Not just a fun festival, the Rider Mania is also a playground of sorts for riders to showcase their skills in different competitions. For instance, there’s beer-drinking competition, hill race, arm wrestling, dirt race, etc. Now, this year, RE decided to give us media folks the chance to have a crack at the dirt race. They were kind enough to create a different category altogether for us – there were twelve of us – and also trusted us with their slightly modified Himalayans for the race. It was an eight-lap race, excluding the two practice laps.
I enjoy riding on dirt, despite the fact that the chances of breaking bones on a loose surface are much, much higher than, say, riding on a smooth racetrack. So, I was looking forward to the media race. However, my enthusiasm disappeared the minute I saw the track – it was a small and narrow loop, slushy (actually completely wet) and peppered with gravel. There wasn’t enough traction for walking, let alone racing!
As I feared, I was simply awful in the race. In the very first lap – a practice lap – I locked the rear wheel and crashed. However, when the actual race began, I wasn’t that bad at all – I held sixth position for a lap or so. That said, it was hardly an achievement, because it was a very, very slow race – I don’t remember shifting to 3rd gear.

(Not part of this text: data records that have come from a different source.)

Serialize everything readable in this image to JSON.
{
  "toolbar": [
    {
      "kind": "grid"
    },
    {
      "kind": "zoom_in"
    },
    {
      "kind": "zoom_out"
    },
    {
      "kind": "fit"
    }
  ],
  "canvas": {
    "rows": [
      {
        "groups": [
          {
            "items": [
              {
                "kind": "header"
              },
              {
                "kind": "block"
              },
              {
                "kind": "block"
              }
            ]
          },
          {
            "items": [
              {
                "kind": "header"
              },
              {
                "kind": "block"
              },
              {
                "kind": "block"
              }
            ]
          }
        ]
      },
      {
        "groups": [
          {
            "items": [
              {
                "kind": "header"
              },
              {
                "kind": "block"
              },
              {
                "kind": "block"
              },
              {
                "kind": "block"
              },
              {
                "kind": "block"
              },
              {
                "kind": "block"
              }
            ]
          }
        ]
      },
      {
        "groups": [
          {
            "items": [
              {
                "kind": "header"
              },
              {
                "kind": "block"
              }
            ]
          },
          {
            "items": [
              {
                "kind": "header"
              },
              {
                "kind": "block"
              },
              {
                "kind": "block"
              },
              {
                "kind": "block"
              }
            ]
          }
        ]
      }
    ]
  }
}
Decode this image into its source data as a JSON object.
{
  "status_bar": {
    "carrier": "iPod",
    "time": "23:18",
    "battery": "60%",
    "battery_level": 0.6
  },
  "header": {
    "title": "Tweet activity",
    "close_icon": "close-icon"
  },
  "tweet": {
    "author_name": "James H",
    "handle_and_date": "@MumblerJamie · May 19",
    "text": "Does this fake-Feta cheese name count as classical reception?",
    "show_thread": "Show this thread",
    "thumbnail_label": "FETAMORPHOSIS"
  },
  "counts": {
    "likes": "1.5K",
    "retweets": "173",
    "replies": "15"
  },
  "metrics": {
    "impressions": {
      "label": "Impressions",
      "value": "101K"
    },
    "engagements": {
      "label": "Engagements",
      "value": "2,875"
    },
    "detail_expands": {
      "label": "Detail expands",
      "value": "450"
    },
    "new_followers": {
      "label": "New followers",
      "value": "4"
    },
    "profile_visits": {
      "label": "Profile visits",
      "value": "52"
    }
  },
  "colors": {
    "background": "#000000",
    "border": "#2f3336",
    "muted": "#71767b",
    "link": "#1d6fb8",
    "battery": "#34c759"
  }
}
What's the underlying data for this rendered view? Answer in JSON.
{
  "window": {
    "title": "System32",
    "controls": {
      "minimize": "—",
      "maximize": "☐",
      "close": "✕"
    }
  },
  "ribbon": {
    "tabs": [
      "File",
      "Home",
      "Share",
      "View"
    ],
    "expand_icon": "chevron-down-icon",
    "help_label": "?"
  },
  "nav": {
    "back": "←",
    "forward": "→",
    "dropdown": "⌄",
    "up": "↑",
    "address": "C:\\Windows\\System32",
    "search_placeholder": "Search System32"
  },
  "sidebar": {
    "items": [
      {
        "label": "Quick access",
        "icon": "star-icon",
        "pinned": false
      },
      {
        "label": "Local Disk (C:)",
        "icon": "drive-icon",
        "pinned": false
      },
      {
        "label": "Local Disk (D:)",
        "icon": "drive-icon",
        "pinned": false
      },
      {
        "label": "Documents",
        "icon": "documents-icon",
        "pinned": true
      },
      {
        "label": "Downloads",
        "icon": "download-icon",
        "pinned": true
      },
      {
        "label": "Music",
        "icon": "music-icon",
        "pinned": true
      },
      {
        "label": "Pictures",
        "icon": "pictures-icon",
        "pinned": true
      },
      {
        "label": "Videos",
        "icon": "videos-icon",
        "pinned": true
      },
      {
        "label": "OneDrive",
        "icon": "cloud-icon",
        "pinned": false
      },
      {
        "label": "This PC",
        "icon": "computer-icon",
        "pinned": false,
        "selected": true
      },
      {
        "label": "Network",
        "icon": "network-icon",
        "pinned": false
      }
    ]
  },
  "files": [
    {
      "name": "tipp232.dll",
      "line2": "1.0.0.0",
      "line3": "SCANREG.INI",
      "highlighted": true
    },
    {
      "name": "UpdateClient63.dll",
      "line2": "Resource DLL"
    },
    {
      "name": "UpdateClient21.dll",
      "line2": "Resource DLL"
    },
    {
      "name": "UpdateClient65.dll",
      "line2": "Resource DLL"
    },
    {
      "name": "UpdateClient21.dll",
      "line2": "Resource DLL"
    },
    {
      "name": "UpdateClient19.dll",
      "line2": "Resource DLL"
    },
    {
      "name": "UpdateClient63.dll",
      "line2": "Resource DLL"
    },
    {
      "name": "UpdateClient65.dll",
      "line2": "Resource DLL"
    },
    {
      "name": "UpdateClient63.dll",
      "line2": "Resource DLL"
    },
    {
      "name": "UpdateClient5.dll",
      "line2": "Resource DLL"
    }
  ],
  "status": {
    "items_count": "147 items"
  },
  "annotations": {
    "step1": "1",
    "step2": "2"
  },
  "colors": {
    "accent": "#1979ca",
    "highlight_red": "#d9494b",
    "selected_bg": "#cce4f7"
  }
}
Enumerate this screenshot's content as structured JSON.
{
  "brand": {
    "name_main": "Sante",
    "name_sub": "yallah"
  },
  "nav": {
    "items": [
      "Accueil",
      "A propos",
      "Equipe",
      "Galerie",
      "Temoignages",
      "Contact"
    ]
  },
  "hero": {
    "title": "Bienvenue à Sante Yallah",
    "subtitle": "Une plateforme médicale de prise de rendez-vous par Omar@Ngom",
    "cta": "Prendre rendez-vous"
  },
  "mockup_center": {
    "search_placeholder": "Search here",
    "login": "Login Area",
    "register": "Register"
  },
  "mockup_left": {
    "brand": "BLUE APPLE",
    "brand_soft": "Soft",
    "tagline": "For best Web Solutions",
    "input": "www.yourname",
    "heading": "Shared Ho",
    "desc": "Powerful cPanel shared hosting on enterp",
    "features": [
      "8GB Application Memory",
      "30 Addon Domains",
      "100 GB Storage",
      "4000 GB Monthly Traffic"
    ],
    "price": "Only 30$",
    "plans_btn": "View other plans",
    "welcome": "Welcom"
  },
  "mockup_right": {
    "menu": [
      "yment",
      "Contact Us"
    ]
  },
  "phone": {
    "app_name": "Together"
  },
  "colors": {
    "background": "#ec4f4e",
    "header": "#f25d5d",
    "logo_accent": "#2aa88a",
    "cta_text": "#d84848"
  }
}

Towards the end of the second lap, I had a massive slide, which resulted in a spectacular spin that sent me crashing quite unceremoniously. I somehow picked my bike up again, only to have another crash in the next lap. Saying it was embarrassing would be quite an understatement – I was feeling downright suicidal! However, I wasn’t the only one who was busy eating dirt – most journos were also on the floor. To be honest, it was more about survival than actual racing. The track had absolutely no grip whatsoever – it was like dancing on ice.
In lap 5, I had another crash, a highside of sorts – the bike just threw me off the saddle. When I was midway in air, I felt the snapping of my spine! And the next thing I knew was I was on my back, badly hurt. It wasn’t fun anymore! So, I stepped out of the track. And that was the end of it.
Did I enjoy it? Well, initially I did, until it turned out to be a full crash fest. Will I do it again? Maybe, but I would certainly prefer an actual dirt track – rather than slush.
On the whole, though, my first Rider Mania turned out to be an amazing outing, and it was definitely more enjoyable than what I had hoped for. Next time, though, I would prefer staying upright on the bike instead of on my back in the dirt. Other than that, there’s nothing to complain about when it comes to Rider Mania. The name is certainly apt!